“I’m sorry, I’m sorry,” said Master Ferny, though quietly enough he might have been speaking to himself. “Well, at least the chest is uninjured. Jarin, run down to the well and fetch me a bucket, would you? It’ll take more water than I have here to clean this mess up.”
Jarin nodded, staring at the stranger with a mixture of fascination and revulsion. As Master Ferny had said, from his collarbone to his knees seemed basically unharmed (though there were the pale marks of older injuries here and there). Only his limbs and his face seemed to be hurt – but those were so badly mauled, Jarin wondered if he would ever walk again.
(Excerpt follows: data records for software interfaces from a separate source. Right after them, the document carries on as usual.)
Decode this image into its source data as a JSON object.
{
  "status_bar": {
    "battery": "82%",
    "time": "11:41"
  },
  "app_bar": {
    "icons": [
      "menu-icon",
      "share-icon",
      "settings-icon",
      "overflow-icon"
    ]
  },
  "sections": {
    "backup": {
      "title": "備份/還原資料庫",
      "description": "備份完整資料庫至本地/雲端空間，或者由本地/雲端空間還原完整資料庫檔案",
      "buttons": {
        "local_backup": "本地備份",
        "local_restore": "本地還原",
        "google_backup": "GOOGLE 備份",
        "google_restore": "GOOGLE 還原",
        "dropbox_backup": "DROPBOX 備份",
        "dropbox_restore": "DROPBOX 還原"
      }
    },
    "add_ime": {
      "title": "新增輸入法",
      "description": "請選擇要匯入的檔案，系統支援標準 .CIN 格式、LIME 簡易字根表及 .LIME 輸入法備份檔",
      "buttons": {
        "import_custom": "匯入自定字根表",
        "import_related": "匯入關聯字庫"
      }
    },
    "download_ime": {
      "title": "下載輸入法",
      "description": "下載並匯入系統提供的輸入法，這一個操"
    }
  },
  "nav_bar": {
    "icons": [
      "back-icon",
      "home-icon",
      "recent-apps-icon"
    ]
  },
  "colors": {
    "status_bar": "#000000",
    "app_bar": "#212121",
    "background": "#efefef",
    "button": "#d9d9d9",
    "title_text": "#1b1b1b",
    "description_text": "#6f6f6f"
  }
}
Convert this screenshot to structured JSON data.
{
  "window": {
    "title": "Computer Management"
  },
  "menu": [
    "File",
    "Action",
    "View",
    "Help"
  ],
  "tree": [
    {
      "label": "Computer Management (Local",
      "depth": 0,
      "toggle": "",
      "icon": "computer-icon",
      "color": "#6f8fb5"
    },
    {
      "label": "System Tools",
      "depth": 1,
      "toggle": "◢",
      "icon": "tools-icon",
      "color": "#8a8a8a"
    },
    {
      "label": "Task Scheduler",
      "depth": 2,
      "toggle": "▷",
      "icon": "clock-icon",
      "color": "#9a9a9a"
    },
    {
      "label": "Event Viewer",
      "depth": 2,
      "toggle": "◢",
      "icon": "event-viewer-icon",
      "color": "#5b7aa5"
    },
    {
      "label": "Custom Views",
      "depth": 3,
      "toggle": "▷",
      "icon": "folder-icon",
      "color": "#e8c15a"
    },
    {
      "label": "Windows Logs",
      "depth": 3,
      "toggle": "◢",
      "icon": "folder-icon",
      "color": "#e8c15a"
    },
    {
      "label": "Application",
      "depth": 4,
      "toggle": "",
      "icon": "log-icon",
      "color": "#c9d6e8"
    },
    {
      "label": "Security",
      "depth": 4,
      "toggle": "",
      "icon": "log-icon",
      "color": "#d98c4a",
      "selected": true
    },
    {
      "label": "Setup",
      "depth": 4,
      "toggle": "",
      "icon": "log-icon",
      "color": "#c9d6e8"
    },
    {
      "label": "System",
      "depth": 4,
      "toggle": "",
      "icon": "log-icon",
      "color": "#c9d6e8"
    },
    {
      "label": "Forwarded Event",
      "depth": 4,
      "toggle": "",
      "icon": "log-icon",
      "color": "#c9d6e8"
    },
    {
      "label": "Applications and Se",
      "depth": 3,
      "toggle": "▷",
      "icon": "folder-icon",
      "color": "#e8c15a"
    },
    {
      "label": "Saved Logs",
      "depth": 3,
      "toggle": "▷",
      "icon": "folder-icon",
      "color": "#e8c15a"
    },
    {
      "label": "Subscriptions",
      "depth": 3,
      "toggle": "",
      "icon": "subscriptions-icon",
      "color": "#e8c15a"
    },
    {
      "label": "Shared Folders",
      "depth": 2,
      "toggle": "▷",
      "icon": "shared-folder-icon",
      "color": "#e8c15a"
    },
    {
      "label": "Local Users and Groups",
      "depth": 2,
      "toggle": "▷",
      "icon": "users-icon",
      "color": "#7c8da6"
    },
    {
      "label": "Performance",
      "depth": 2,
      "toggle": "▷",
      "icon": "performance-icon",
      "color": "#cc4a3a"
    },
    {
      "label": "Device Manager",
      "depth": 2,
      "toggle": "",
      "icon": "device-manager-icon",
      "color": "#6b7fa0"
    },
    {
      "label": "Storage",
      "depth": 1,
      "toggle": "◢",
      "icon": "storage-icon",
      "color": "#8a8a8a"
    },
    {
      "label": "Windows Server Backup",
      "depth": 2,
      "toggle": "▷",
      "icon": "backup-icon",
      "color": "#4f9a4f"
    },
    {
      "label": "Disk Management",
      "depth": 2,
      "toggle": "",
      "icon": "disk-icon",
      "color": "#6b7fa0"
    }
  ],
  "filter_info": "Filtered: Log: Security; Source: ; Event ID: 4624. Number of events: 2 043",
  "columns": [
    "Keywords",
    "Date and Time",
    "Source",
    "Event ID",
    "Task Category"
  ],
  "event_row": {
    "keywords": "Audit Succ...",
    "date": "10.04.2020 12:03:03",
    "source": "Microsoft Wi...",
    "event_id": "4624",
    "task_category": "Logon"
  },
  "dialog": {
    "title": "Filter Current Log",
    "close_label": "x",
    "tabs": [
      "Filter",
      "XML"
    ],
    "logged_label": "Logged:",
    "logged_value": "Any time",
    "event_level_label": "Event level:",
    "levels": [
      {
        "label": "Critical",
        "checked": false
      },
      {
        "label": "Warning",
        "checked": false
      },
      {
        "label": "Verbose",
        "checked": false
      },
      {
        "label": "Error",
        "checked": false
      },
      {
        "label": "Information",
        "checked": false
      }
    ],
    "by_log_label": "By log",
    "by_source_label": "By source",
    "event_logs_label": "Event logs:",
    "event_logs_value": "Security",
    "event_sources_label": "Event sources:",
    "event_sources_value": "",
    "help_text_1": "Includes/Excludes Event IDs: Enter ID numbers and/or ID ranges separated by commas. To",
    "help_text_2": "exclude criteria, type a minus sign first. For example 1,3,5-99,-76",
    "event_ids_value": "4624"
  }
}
“Hustle, son,” said Master Ferny, picking through the bottles on one of his shelves. “These wounds won’t wash themselves.”
Jarin gave a cough, grabbed the bucket from where Master Ferny kept it on a hook, and left.
When he came back to Master Ferny’s workroom, the stranger had stopped whimpering and yelling. Jarin suspected Master Ferny had used one of his tinctures in a bottle, but the master was too absorbed in his work for him to ask. Almost an hour later, the stranger’s wounds were washed and bandaged.
“Hold his head for me,” said Master Ferny, and Jarin propped his elbows on the workbench to hold their patient steady.
“Uh, oh.” Master Ferny touched his fingers carefully on either side of the stranger’s jaw.
With the dirt and excess blood removed, Jarin could see a claw mark running down one side of the face – luckily skipping over the eye socket – and the swollen bruises. But as Master Ferny adjusted the jaw, he could also see how one side moved in a way he’d never seen a jaw move before. It made his stomach churn and his arms feel weak.
“Well, that’s a problem,” muttered Master Ferny, still more to himself than to the others. “Keep holding him.”
Master Ferny pulled out another roll of bandage, and eased the jawbone around until both sides seemed to match. From Jarin’s perspective, he seemed to fuss around with it much longer than he needed to…but finally he was satisfied and started winding the bandage under the jaw and over the head. He brought a strip down to the front and covered the injured side of the face, and finally tucked the end in.
“Poor laddie,” he said at last. “This’ll take a month of Stardays to patch together. All right, young Jarin…”
Master Ferny straightened up, massaging his back. “Where’s he going to stay?”
Jarin smiled. That answer was obvious.